An X-ray laser so bright and fast that it puts a paparazzi zoom lens to shame has allowed researchers to snap pictures of celebrity molecules that typically avoid scientists’ prying eyes. The method should prove widely useful for investigating the structure and activity of drugs, molecules for fuels and other materials.
Scientists have now used the new technique, 10 years in the making, to image an important photosynthesis protein and a virus. And the method should eventually allow researchers to make movies of molecules interacting with each other. As the infrastructure of the cellular world, proteins are of particular interest; witnessing them in action could shed light on processes from brain-cell activity to photosynthesis.
“This will be extremely interesting in just about all biological systems,” says physicist Henry Chapman of the Center for Free-Electron Laser Science in Hamburg. Chapman is a member of the two international teams who report the technique’s success February 2 in separate Nature papers. “After all, the reason we want to obtain high-resolution 3-D images of proteins is to work out how they work and what they do.”
Scientists already use X-rays to image proteins; by collecting the diffraction patterns made when an X-ray strikes a molecule, researchers can piece together its three-dimensional structure. But current techniques require hefty, pure molecules that must be laboriously isolated and crystallized before they can be looked at. Other methods, such as electron microscopy, require extensive prep work such as freezing the sample, and then researchers can look only at slices.
But the X-ray laser used in the new work is so much brighter and faster than its predecessors that researchers don’t need to grow their molecule of interest into a big, sturdy crystal. Eventually, researchers hope, the technique may reveal molecules interacting in their native habitat.
“The biggest problem has been membrane-bound proteins — they are very hard to get a detailed view of,” says biophysicist Sebastian Doniach of Stanford University, who was not involved in the research. “But these are the proteins that are really important for understanding how things enter the cell, how cells such as nerves signal, how drugs interact with a target cell.”
The new method uses the Linac Coherent Light Source, which came online in 2009 at the SLAC National Accelerator Laboratory in Menlo Park, Calif. This free-electron laser produces pulses of what are called hard X-rays that are a billion times brighter than the synchrotron X-rays used in traditional protein crystallography. The laser light’s wavelength is close to the width of an atom, allowing resolution on an atomic scale. And the laser’s pulses are so short that it can capture images with a “shutter speed” on the femtosecond scale, quicker than a trillionth of a second.
By feeding a continuous stream of molecules or another microscopic sample into the X-ray beam, scientists can take snapshot after snapshot, capturing meaningful structural information moments before each particle explodes into oblivion.
“The molecule in the beam doesn’t know what hit it,” says Chapman. “It just disappears in a flash of light.”
Measurements suggest that the samples, be they proteins or virus particles, get hotter than the surface of the sun.

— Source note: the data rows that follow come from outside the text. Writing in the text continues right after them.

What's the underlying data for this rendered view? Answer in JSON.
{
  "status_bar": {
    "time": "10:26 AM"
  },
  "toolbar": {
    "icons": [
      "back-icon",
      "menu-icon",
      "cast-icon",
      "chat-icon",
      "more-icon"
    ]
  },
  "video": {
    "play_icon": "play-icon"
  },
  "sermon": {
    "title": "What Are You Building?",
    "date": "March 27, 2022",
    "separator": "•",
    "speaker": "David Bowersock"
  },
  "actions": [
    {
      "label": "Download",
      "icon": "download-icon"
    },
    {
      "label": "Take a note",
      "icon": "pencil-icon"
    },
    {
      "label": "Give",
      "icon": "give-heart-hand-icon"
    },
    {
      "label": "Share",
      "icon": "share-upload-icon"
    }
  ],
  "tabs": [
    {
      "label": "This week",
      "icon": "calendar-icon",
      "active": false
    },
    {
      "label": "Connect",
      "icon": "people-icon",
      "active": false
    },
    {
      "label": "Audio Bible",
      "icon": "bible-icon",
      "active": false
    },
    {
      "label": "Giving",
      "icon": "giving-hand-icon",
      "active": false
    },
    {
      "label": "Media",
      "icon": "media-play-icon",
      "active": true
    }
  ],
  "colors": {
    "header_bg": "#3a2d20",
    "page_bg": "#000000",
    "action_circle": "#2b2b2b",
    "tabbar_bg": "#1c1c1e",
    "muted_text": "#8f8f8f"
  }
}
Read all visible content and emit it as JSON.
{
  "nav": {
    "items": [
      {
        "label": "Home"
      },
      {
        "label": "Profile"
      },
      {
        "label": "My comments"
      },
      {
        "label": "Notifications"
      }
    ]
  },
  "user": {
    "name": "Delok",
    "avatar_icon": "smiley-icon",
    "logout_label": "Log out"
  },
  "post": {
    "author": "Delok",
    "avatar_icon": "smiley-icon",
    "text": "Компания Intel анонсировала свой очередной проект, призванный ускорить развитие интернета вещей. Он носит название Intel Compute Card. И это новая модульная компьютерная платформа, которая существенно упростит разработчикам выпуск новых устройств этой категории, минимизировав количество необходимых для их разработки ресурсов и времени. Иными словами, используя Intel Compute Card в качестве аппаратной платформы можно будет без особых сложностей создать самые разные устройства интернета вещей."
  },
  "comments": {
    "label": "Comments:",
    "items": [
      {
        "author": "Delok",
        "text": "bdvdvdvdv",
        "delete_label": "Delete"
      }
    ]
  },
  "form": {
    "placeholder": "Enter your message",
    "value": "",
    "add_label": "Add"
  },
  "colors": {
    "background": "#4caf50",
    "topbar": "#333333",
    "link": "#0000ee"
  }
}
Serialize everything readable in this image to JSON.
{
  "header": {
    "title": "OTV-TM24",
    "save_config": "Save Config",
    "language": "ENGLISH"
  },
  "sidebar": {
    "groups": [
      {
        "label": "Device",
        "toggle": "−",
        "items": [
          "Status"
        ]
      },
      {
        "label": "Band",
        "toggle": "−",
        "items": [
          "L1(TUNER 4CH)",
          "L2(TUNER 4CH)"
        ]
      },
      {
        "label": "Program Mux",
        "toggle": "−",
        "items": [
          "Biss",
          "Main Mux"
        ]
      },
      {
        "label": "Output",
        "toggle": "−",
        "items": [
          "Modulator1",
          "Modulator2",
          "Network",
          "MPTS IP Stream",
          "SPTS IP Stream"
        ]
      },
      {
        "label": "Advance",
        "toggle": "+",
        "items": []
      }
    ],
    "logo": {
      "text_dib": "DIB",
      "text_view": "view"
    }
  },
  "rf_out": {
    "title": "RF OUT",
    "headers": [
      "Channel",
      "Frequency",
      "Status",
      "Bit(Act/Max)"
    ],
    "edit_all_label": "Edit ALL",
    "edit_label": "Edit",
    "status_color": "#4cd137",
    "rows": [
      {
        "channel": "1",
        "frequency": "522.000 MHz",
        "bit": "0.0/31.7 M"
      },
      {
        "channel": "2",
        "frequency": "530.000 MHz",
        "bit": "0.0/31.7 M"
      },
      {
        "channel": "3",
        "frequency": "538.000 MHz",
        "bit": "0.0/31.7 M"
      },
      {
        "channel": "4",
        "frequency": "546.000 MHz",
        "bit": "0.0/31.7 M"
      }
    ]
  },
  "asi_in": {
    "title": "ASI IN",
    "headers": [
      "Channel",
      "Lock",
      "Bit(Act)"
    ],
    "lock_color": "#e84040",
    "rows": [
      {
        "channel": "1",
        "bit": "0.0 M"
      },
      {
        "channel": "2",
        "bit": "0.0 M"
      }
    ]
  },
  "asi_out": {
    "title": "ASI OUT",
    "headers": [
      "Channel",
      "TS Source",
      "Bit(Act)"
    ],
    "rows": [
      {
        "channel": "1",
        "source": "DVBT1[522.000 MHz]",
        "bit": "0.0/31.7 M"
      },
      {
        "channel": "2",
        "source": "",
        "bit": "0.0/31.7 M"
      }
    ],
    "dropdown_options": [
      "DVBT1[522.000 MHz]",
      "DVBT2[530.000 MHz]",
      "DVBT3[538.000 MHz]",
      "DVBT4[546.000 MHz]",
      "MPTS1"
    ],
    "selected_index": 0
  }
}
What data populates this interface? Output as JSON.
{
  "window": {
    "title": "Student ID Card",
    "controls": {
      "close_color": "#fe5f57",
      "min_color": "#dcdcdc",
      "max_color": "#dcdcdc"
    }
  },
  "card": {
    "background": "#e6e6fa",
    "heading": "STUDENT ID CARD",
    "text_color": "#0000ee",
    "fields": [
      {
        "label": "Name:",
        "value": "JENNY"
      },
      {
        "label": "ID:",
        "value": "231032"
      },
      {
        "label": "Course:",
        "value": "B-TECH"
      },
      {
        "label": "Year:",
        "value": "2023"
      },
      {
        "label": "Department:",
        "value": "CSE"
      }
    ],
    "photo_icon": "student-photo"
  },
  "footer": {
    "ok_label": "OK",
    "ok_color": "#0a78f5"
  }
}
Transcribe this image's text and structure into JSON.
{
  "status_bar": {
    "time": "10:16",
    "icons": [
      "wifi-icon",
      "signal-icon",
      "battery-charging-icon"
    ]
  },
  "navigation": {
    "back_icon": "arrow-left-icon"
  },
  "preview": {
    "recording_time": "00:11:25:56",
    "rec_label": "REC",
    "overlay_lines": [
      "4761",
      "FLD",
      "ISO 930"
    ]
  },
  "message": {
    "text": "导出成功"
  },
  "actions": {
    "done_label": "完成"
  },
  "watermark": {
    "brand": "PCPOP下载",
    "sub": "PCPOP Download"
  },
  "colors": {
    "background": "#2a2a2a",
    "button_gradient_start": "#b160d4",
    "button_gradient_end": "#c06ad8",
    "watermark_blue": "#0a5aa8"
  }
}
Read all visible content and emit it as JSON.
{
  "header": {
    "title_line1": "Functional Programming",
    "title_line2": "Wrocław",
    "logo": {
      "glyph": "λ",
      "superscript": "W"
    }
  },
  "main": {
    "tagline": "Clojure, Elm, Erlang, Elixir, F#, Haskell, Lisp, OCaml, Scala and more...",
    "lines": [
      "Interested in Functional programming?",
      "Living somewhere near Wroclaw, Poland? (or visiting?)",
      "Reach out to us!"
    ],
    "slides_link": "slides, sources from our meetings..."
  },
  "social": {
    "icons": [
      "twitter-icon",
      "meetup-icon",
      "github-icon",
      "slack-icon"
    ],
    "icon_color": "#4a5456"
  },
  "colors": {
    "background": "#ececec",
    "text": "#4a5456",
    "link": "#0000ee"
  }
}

The X-rays tear electrons from a sample, which becomes plasma before blowing up in a blaze of glory. But not before a diffraction pattern is captured that reveals how the X-rays scattered off the sample. Combining millions of these snapshots allows reconstruction of the sample’s structure.
In one round of experiments, researchers used a specialized water jet to shoot a stream of tiny crystals of photosystem I, a protein important in photosynthesis, into the X-ray beam. Researchers also shot a stream of aerosolized virus particles to the X-ray beam and successfully created an image of the beastie. Both the protein and the virus had been imaged previously by older techniques, allowing researchers to confirm the resulting structures.
The possibility of “diffraction before destruction” was presented 10 years ago in a Nature paper coauthored by Janos Hajdu of Uppsala University in Sweden. The demonstration of what was once just calculations on a page is thrilling, says Hajdu, a coauthor on both new papers.
“My dream is to see a cell at near-atomic resolution before I die,” Hadju says. “How is this protein folding? What is this repressor doing on this gene? Why is this channel open? Those are things I want to know.”